> _Problem requirements_: Please return every entry below exactly as written, without any of its pictures.

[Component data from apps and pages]
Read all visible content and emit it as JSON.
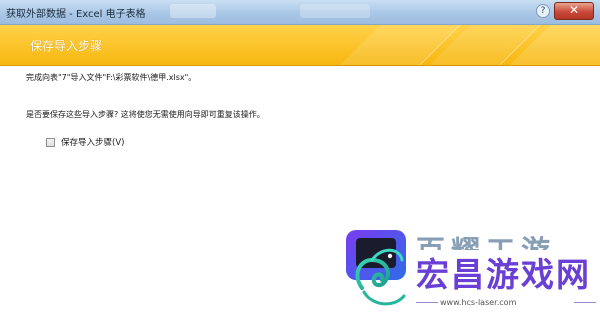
{
  "window": {
    "title": "获取外部数据 - Excel 电子表格",
    "close_label": "✕",
    "help_label": "?"
  },
  "header": {
    "title": "保存导入步骤"
  },
  "content": {
    "message_done": "完成向表\"7\"导入文件\"F:\\彩票软件\\德甲.xlsx\"。",
    "message_question": "是否要保存这些导入步骤? 这将使您无需使用向导即可重复该操作。",
    "checkbox_label": "保存导入步骤(V)",
    "checkbox_checked": false
  },
  "watermark": {
    "ghost_text": "百耀工游",
    "brand_text": "宏昌游戏网",
    "url_text": "www.hcs-laser.com"
  },
  "colors": {
    "header_yellow": "#f7b70f",
    "titlebar_blue": "#a9c7e6",
    "close_red": "#c9493a",
    "brand_purple": "#6a3fd6"
  }
}
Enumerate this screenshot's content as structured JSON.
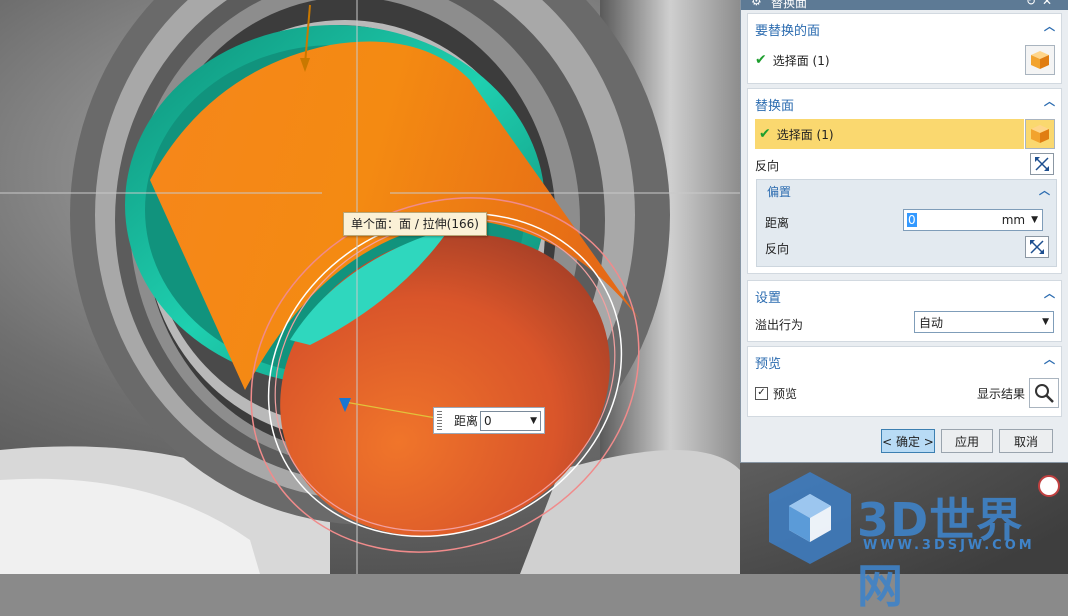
{
  "colors": {
    "accent": "#2c6cb0",
    "cylinder_orange": "#f07a1c",
    "teal_face": "#19c3a6",
    "highlight_row": "#fad86f",
    "titlebar": "#5d7a95"
  },
  "viewport": {
    "tooltip": "单个面：面 / 拉伸(166)",
    "distance_label": "距离",
    "distance_value": "0"
  },
  "dialog": {
    "title": "替换面",
    "face_to_replace": {
      "header": "要替换的面",
      "selection": "选择面 (1)",
      "icon": "cube-select-icon"
    },
    "replacement_face": {
      "header": "替换面",
      "selection": "选择面 (1)",
      "reverse_label": "反向",
      "icon": "cube-select-icon"
    },
    "offset": {
      "header": "偏置",
      "distance_label": "距离",
      "distance_value": "0",
      "unit": "mm",
      "reverse_label": "反向"
    },
    "settings": {
      "header": "设置",
      "overflow_label": "溢出行为",
      "overflow_value": "自动"
    },
    "preview": {
      "header": "预览",
      "preview_label": "预览",
      "show_result_label": "显示结果",
      "checked": true
    },
    "buttons": {
      "ok": "< 确定 >",
      "apply": "应用",
      "cancel": "取消"
    }
  },
  "watermark": {
    "brand": "3D世界网",
    "url": "WWW.3DSJW.COM"
  }
}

> _Reply_:
Read all visible content and emit it as JSON.
{
  "window": {
    "title": "获取外部数据 - Excel 电子表格",
    "close_label": "✕",
    "help_label": "?"
  },
  "header": {
    "title": "保存导入步骤"
  },
  "content": {
    "message_done": "完成向表\"7\"导入文件\"F:\\彩票软件\\德甲.xlsx\"。",
    "message_question": "是否要保存这些导入步骤? 这将使您无需使用向导即可重复该操作。",
    "checkbox_label": "保存导入步骤(V)",
    "checkbox_checked": false
  },
  "watermark": {
    "ghost_text": "百耀工游",
    "brand_text": "宏昌游戏网",
    "url_text": "www.hcs-laser.com"
  },
  "colors": {
    "header_yellow": "#f7b70f",
    "titlebar_blue": "#a9c7e6",
    "close_red": "#c9493a",
    "brand_purple": "#6a3fd6"
  }
}
Enumerate this screenshot's content as structured JSON.
{
  "colors": {
    "accent": "#2c6cb0",
    "cylinder_orange": "#f07a1c",
    "teal_face": "#19c3a6",
    "highlight_row": "#fad86f",
    "titlebar": "#5d7a95"
  },
  "viewport": {
    "tooltip": "单个面：面 / 拉伸(166)",
    "distance_label": "距离",
    "distance_value": "0"
  },
  "dialog": {
    "title": "替换面",
    "face_to_replace": {
      "header": "要替换的面",
      "selection": "选择面 (1)",
      "icon": "cube-select-icon"
    },
    "replacement_face": {
      "header": "替换面",
      "selection": "选择面 (1)",
      "reverse_label": "反向",
      "icon": "cube-select-icon"
    },
    "offset": {
      "header": "偏置",
      "distance_label": "距离",
      "distance_value": "0",
      "unit": "mm",
      "reverse_label": "反向"
    },
    "settings": {
      "header": "设置",
      "overflow_label": "溢出行为",
      "overflow_value": "自动"
    },
    "preview": {
      "header": "预览",
      "preview_label": "预览",
      "show_result_label": "显示结果",
      "checked": true
    },
    "buttons": {
      "ok": "< 确定 >",
      "apply": "应用",
      "cancel": "取消"
    }
  },
  "watermark": {
    "brand": "3D世界网",
    "url": "WWW.3DSJW.COM"
  }
}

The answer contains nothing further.